> SOURCE MATERIAL:
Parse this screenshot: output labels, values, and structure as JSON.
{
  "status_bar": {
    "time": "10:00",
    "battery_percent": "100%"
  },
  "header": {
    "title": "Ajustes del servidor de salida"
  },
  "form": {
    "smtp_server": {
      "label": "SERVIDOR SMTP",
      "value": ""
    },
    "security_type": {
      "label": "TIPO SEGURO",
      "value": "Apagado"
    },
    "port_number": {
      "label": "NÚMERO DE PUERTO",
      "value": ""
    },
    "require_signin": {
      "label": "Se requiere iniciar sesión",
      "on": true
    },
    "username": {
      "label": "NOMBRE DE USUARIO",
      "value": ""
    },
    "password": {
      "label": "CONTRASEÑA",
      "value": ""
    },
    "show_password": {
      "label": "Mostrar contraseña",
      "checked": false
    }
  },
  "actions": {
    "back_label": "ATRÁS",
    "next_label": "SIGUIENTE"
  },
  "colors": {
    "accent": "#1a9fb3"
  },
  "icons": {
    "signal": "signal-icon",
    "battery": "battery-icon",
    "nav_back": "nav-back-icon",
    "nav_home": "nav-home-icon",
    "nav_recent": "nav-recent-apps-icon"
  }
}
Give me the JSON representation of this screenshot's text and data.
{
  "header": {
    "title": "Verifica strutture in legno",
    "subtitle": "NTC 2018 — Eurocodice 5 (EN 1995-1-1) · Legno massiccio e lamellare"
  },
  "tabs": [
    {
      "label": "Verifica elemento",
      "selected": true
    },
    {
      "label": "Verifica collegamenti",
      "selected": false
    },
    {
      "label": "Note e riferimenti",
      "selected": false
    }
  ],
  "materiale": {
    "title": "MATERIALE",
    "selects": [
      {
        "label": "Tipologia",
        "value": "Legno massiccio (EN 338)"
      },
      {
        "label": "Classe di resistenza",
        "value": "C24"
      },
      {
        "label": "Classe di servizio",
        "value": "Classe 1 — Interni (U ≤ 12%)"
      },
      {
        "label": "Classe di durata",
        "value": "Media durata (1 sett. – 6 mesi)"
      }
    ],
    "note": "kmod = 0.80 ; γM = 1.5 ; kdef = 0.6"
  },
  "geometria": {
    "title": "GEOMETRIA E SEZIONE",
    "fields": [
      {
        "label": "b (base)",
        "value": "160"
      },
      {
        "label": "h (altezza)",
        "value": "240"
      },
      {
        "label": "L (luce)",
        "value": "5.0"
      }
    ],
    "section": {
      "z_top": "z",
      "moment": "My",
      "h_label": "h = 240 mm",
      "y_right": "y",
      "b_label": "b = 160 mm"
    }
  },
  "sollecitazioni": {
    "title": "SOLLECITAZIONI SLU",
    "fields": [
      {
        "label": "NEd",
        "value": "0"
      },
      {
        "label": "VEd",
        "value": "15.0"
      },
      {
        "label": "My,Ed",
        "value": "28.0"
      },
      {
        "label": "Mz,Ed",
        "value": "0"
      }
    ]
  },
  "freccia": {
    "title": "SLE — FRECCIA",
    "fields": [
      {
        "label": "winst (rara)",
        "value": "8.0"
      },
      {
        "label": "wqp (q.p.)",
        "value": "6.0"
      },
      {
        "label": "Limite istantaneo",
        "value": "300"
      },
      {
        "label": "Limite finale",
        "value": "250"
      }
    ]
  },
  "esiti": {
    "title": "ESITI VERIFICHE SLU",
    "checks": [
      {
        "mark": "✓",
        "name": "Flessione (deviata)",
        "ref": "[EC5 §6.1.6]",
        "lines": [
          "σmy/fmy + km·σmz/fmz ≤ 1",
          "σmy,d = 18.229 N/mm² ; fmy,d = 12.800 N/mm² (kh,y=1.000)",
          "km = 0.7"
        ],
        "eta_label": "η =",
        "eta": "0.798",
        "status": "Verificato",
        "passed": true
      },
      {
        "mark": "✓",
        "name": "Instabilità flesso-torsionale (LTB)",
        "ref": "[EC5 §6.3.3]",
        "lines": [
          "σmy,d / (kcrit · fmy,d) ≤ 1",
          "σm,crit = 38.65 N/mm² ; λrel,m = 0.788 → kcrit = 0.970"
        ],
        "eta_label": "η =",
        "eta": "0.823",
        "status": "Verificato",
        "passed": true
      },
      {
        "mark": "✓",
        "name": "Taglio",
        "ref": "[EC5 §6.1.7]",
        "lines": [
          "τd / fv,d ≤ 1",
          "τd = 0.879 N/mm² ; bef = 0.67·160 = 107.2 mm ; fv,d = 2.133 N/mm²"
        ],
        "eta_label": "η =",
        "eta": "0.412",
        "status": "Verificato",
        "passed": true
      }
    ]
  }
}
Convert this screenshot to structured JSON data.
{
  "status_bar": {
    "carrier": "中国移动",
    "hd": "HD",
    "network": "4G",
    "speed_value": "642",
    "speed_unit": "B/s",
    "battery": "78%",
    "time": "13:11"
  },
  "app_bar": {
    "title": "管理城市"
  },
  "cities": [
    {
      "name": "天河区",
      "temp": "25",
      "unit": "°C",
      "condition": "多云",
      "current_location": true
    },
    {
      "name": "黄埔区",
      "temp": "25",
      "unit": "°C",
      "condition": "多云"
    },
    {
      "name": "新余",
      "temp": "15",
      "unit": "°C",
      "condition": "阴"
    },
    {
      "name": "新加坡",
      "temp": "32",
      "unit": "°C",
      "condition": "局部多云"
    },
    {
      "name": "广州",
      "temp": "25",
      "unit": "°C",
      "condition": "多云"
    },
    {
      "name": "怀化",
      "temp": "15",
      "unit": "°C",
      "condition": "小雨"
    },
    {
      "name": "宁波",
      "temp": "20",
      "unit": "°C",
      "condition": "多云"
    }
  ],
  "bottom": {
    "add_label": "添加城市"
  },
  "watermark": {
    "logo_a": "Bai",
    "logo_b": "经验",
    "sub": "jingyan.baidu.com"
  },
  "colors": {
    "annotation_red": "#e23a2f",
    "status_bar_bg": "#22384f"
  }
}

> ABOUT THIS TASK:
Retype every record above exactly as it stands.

> EXERCISE RESPONSE:
Parse this screenshot: output labels, values, and structure as JSON.
{
  "status_bar": {
    "time": "10:00",
    "battery_percent": "100%"
  },
  "header": {
    "title": "Ajustes del servidor de salida"
  },
  "form": {
    "smtp_server": {
      "label": "SERVIDOR SMTP",
      "value": ""
    },
    "security_type": {
      "label": "TIPO SEGURO",
      "value": "Apagado"
    },
    "port_number": {
      "label": "NÚMERO DE PUERTO",
      "value": ""
    },
    "require_signin": {
      "label": "Se requiere iniciar sesión",
      "on": true
    },
    "username": {
      "label": "NOMBRE DE USUARIO",
      "value": ""
    },
    "password": {
      "label": "CONTRASEÑA",
      "value": ""
    },
    "show_password": {
      "label": "Mostrar contraseña",
      "checked": false
    }
  },
  "actions": {
    "back_label": "ATRÁS",
    "next_label": "SIGUIENTE"
  },
  "colors": {
    "accent": "#1a9fb3"
  },
  "icons": {
    "signal": "signal-icon",
    "battery": "battery-icon",
    "nav_back": "nav-back-icon",
    "nav_home": "nav-home-icon",
    "nav_recent": "nav-recent-apps-icon"
  }
}
Give me the JSON representation of this screenshot's text and data.
{
  "header": {
    "title": "Verifica strutture in legno",
    "subtitle": "NTC 2018 — Eurocodice 5 (EN 1995-1-1) · Legno massiccio e lamellare"
  },
  "tabs": [
    {
      "label": "Verifica elemento",
      "selected": true
    },
    {
      "label": "Verifica collegamenti",
      "selected": false
    },
    {
      "label": "Note e riferimenti",
      "selected": false
    }
  ],
  "materiale": {
    "title": "MATERIALE",
    "selects": [
      {
        "label": "Tipologia",
        "value": "Legno massiccio (EN 338)"
      },
      {
        "label": "Classe di resistenza",
        "value": "C24"
      },
      {
        "label": "Classe di servizio",
        "value": "Classe 1 — Interni (U ≤ 12%)"
      },
      {
        "label": "Classe di durata",
        "value": "Media durata (1 sett. – 6 mesi)"
      }
    ],
    "note": "kmod = 0.80 ; γM = 1.5 ; kdef = 0.6"
  },
  "geometria": {
    "title": "GEOMETRIA E SEZIONE",
    "fields": [
      {
        "label": "b (base)",
        "value": "160"
      },
      {
        "label": "h (altezza)",
        "value": "240"
      },
      {
        "label": "L (luce)",
        "value": "5.0"
      }
    ],
    "section": {
      "z_top": "z",
      "moment": "My",
      "h_label": "h = 240 mm",
      "y_right": "y",
      "b_label": "b = 160 mm"
    }
  },
  "sollecitazioni": {
    "title": "SOLLECITAZIONI SLU",
    "fields": [
      {
        "label": "NEd",
        "value": "0"
      },
      {
        "label": "VEd",
        "value": "15.0"
      },
      {
        "label": "My,Ed",
        "value": "28.0"
      },
      {
        "label": "Mz,Ed",
        "value": "0"
      }
    ]
  },
  "freccia": {
    "title": "SLE — FRECCIA",
    "fields": [
      {
        "label": "winst (rara)",
        "value": "8.0"
      },
      {
        "label": "wqp (q.p.)",
        "value": "6.0"
      },
      {
        "label": "Limite istantaneo",
        "value": "300"
      },
      {
        "label": "Limite finale",
        "value": "250"
      }
    ]
  },
  "esiti": {
    "title": "ESITI VERIFICHE SLU",
    "checks": [
      {
        "mark": "✓",
        "name": "Flessione (deviata)",
        "ref": "[EC5 §6.1.6]",
        "lines": [
          "σmy/fmy + km·σmz/fmz ≤ 1",
          "σmy,d = 18.229 N/mm² ; fmy,d = 12.800 N/mm² (kh,y=1.000)",
          "km = 0.7"
        ],
        "eta_label": "η =",
        "eta": "0.798",
        "status": "Verificato",
        "passed": true
      },
      {
        "mark": "✓",
        "name": "Instabilità flesso-torsionale (LTB)",
        "ref": "[EC5 §6.3.3]",
        "lines": [
          "σmy,d / (kcrit · fmy,d) ≤ 1",
          "σm,crit = 38.65 N/mm² ; λrel,m = 0.788 → kcrit = 0.970"
        ],
        "eta_label": "η =",
        "eta": "0.823",
        "status": "Verificato",
        "passed": true
      },
      {
        "mark": "✓",
        "name": "Taglio",
        "ref": "[EC5 §6.1.7]",
        "lines": [
          "τd / fv,d ≤ 1",
          "τd = 0.879 N/mm² ; bef = 0.67·160 = 107.2 mm ; fv,d = 2.133 N/mm²"
        ],
        "eta_label": "η =",
        "eta": "0.412",
        "status": "Verificato",
        "passed": true
      }
    ]
  }
}
Convert this screenshot to structured JSON data.
{
  "status_bar": {
    "carrier": "中国移动",
    "hd": "HD",
    "network": "4G",
    "speed_value": "642",
    "speed_unit": "B/s",
    "battery": "78%",
    "time": "13:11"
  },
  "app_bar": {
    "title": "管理城市"
  },
  "cities": [
    {
      "name": "天河区",
      "temp": "25",
      "unit": "°C",
      "condition": "多云",
      "current_location": true
    },
    {
      "name": "黄埔区",
      "temp": "25",
      "unit": "°C",
      "condition": "多云"
    },
    {
      "name": "新余",
      "temp": "15",
      "unit": "°C",
      "condition": "阴"
    },
    {
      "name": "新加坡",
      "temp": "32",
      "unit": "°C",
      "condition": "局部多云"
    },
    {
      "name": "广州",
      "temp": "25",
      "unit": "°C",
      "condition": "多云"
    },
    {
      "name": "怀化",
      "temp": "15",
      "unit": "°C",
      "condition": "小雨"
    },
    {
      "name": "宁波",
      "temp": "20",
      "unit": "°C",
      "condition": "多云"
    }
  ],
  "bottom": {
    "add_label": "添加城市"
  },
  "watermark": {
    "logo_a": "Bai",
    "logo_b": "经验",
    "sub": "jingyan.baidu.com"
  },
  "colors": {
    "annotation_red": "#e23a2f",
    "status_bar_bg": "#22384f"
  }
}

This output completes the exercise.